Copy out every line of the data where the word "left" is found.

- [Data supplied]:
* * * *
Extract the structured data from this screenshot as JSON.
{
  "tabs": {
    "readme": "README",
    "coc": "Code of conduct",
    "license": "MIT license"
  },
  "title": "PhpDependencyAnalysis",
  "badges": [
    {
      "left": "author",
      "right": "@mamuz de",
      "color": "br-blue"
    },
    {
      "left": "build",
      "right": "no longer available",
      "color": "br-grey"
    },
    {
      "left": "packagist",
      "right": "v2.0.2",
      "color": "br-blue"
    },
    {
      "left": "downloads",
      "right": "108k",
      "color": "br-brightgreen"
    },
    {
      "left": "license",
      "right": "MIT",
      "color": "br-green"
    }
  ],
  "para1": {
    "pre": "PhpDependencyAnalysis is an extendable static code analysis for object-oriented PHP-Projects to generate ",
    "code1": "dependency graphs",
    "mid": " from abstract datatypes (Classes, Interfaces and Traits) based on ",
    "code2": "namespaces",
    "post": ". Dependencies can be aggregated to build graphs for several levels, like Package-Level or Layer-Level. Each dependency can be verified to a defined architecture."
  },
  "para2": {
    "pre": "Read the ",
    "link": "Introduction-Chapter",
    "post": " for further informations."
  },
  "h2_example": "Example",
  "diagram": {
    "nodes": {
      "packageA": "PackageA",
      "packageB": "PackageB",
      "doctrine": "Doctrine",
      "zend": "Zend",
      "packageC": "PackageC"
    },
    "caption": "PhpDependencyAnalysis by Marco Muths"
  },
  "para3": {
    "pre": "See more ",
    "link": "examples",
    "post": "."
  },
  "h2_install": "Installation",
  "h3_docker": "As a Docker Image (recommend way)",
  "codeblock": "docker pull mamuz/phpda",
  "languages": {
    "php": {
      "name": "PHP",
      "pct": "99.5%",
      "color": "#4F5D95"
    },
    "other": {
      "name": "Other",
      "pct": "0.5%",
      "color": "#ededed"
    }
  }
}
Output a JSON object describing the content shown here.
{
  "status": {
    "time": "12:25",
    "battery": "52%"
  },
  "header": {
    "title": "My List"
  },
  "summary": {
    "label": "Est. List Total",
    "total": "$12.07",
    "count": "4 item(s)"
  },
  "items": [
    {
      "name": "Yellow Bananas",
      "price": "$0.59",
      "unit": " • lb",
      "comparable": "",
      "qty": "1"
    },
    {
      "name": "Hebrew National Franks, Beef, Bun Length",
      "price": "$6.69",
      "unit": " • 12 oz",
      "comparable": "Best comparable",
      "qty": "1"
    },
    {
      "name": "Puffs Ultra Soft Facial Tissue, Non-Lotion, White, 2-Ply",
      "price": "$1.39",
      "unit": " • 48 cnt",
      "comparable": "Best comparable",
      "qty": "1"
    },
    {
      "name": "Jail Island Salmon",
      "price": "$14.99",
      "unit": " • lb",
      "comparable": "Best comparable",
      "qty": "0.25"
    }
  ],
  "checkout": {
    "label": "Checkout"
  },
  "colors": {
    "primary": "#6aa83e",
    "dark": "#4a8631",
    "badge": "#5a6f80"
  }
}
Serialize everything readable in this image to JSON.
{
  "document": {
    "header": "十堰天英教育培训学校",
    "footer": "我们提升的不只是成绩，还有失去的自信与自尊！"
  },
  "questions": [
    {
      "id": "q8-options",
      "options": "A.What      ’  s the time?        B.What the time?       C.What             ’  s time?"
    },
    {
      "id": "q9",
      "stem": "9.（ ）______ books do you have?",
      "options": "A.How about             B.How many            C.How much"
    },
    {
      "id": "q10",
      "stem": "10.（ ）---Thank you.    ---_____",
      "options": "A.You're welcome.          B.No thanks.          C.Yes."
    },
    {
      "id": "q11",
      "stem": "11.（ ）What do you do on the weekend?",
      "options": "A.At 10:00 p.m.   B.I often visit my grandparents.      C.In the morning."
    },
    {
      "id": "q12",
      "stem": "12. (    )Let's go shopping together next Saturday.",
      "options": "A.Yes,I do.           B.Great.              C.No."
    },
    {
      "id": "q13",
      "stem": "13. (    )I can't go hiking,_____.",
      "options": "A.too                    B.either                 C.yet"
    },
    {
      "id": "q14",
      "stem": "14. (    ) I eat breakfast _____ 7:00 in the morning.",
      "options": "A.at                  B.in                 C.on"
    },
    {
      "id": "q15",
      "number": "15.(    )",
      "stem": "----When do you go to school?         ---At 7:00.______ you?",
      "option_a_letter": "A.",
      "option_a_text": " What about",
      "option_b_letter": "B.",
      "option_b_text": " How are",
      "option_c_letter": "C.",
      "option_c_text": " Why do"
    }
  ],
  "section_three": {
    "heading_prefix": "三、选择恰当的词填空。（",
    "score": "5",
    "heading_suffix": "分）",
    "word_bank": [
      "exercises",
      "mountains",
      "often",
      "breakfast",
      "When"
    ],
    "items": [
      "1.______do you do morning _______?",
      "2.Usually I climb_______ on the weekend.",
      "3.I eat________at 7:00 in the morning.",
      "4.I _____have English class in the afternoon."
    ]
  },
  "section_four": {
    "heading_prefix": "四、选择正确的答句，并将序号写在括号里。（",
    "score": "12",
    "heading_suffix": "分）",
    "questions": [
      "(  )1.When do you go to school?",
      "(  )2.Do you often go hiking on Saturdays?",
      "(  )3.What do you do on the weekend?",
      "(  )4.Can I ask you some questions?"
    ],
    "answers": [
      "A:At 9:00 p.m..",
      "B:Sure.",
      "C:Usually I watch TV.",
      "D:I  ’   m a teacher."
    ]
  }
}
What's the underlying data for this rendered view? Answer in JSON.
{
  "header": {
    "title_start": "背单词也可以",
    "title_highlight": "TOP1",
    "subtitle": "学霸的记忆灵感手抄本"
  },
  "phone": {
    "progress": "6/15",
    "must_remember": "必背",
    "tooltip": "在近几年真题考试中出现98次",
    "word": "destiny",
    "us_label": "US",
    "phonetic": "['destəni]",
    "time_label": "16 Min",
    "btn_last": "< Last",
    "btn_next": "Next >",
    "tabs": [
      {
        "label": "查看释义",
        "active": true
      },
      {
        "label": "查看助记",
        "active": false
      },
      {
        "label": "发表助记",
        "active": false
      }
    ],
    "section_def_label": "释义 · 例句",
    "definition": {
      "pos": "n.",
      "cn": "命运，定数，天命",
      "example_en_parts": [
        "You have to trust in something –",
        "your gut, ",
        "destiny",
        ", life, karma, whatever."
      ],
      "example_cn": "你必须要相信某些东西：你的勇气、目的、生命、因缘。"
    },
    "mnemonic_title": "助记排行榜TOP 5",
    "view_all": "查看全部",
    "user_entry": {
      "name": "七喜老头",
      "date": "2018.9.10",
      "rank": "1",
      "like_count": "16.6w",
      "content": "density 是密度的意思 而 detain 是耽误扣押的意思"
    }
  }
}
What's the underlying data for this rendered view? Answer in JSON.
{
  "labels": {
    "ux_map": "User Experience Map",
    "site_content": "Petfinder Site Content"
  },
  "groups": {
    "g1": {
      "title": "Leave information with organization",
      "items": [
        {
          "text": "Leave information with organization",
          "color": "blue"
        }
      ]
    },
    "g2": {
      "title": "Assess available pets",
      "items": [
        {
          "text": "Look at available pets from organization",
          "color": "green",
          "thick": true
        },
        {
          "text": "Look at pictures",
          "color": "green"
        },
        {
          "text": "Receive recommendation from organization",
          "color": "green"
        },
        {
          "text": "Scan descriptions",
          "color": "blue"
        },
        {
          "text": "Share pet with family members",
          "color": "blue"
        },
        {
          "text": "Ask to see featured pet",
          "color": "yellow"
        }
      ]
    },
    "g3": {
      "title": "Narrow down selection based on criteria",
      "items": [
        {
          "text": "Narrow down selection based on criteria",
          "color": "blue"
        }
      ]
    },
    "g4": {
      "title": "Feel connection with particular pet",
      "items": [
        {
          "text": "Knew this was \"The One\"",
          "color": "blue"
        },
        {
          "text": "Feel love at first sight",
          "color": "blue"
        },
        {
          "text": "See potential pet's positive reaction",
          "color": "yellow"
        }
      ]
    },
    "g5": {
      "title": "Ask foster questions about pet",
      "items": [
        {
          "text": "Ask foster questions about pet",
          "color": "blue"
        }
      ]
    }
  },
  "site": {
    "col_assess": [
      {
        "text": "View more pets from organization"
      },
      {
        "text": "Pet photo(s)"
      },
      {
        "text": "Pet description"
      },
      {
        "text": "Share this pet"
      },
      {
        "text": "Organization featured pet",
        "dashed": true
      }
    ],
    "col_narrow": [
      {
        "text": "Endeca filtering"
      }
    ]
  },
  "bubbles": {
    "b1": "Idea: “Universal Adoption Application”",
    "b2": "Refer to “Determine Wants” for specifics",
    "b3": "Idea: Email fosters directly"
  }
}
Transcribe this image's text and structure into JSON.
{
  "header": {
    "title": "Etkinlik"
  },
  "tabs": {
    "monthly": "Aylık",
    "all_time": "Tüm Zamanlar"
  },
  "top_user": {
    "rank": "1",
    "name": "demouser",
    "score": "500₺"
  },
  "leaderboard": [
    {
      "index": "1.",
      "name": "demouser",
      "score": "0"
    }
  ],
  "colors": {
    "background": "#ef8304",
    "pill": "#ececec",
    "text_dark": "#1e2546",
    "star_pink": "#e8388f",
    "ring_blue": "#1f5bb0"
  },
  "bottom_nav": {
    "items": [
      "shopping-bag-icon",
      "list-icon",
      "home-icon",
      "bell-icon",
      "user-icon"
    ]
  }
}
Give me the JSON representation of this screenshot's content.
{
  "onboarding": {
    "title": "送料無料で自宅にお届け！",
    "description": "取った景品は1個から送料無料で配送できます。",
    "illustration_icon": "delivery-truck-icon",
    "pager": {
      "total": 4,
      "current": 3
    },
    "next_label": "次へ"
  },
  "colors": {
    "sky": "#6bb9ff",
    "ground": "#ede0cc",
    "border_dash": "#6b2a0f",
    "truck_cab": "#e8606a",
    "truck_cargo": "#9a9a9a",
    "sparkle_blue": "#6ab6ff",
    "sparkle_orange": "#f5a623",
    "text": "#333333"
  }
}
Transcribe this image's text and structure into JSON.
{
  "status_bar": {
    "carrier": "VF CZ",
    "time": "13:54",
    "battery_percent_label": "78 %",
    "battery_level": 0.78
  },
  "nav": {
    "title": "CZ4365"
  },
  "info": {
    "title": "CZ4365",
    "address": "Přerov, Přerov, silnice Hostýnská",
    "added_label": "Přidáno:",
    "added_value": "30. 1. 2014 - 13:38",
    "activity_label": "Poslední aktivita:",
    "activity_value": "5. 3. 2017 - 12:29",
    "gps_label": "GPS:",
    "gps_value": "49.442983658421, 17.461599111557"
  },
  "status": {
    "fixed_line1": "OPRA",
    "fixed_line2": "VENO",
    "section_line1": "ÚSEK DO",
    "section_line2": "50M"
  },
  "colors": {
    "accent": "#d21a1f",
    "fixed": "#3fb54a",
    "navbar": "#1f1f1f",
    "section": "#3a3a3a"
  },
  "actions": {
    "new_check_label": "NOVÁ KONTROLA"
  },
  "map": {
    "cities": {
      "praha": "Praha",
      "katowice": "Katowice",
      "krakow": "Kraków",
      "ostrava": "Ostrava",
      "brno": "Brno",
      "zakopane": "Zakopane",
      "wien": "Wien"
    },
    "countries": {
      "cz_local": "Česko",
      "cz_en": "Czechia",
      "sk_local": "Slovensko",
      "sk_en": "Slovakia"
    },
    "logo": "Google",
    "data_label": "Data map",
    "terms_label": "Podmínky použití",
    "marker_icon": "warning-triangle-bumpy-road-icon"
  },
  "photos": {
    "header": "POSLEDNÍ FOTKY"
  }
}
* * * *
- [Written answer]:
      "left": "author",
      "left": "build",
      "left": "packagist",
      "left": "downloads",
      "left": "license",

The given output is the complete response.